**RECORDS TO USE:**
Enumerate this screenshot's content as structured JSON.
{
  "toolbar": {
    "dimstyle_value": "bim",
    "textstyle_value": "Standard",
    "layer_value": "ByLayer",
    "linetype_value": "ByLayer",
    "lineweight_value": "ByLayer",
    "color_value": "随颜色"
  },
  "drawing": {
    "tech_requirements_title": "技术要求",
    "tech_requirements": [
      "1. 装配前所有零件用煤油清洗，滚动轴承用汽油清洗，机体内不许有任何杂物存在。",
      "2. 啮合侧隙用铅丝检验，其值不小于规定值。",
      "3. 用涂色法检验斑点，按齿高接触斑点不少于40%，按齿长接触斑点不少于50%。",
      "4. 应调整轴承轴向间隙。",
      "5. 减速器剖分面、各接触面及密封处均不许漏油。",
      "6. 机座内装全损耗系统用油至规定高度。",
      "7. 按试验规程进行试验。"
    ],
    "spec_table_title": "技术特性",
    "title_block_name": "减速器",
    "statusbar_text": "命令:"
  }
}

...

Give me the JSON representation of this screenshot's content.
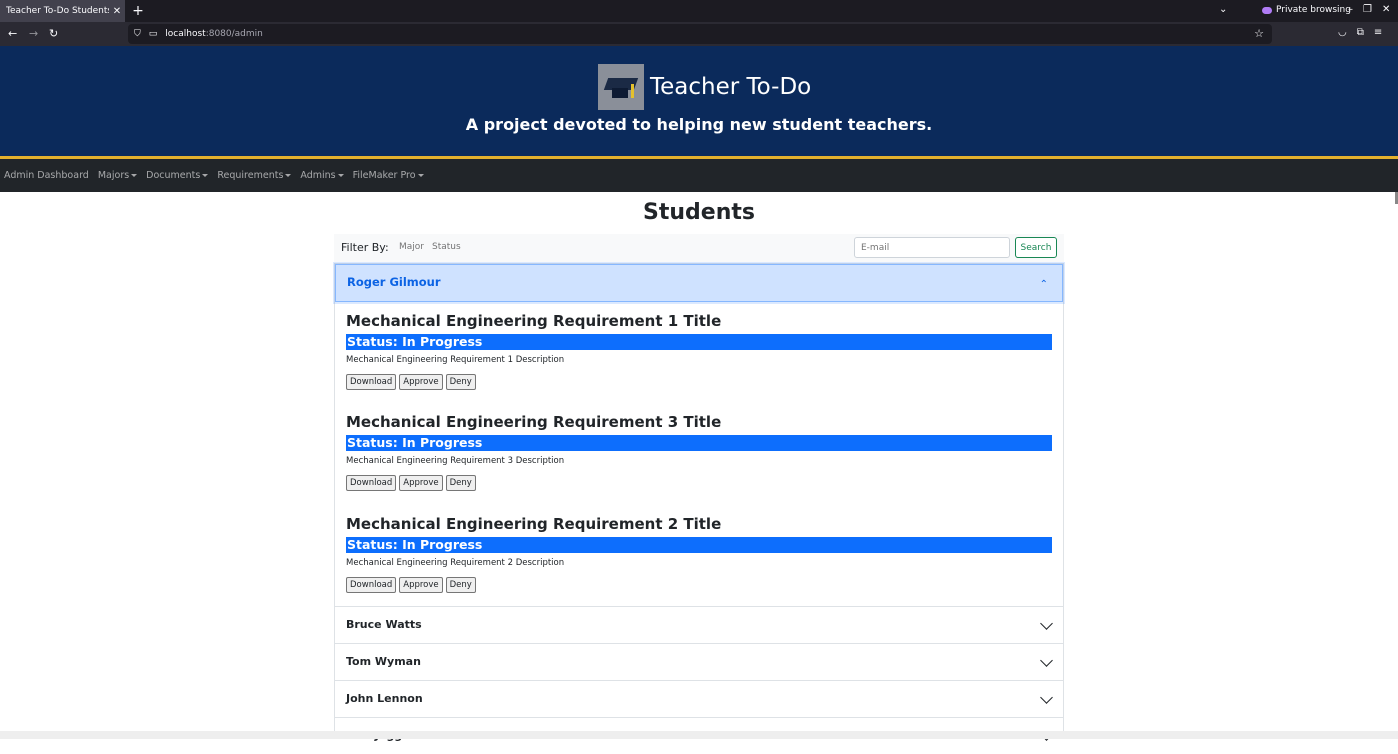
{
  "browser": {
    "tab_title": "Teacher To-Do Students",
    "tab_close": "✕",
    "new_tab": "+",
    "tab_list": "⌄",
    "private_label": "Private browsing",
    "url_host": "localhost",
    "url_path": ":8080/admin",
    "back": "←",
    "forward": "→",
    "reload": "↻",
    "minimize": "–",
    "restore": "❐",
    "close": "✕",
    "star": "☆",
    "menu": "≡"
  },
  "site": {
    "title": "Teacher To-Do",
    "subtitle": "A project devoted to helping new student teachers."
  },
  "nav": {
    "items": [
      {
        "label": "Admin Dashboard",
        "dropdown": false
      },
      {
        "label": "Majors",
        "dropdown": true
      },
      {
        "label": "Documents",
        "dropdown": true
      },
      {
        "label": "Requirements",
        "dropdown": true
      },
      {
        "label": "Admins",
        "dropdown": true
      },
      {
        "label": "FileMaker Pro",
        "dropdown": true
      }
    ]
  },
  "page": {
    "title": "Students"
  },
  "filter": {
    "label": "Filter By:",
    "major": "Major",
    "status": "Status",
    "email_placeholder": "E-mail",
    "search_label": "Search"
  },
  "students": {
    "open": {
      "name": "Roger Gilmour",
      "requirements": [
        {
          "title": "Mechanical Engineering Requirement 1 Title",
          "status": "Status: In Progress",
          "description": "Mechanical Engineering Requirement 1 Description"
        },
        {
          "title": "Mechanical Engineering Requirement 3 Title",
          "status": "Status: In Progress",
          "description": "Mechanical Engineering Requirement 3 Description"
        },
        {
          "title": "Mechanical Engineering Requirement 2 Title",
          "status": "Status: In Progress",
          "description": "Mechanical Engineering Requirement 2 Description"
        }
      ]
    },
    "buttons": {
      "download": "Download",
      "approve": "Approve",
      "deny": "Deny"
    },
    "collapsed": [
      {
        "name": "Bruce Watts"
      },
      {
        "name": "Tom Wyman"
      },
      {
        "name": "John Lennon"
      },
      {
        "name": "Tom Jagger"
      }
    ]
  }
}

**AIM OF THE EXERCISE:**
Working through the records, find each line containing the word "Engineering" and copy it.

**ANSWER TO THIS PROBLEM:**
          "title": "Mechanical Engineering Requirement 1 Title",
          "description": "Mechanical Engineering Requirement 1 Description"
          "title": "Mechanical Engineering Requirement 3 Title",
          "description": "Mechanical Engineering Requirement 3 Description"
          "title": "Mechanical Engineering Requirement 2 Title",
          "description": "Mechanical Engineering Requirement 2 Description"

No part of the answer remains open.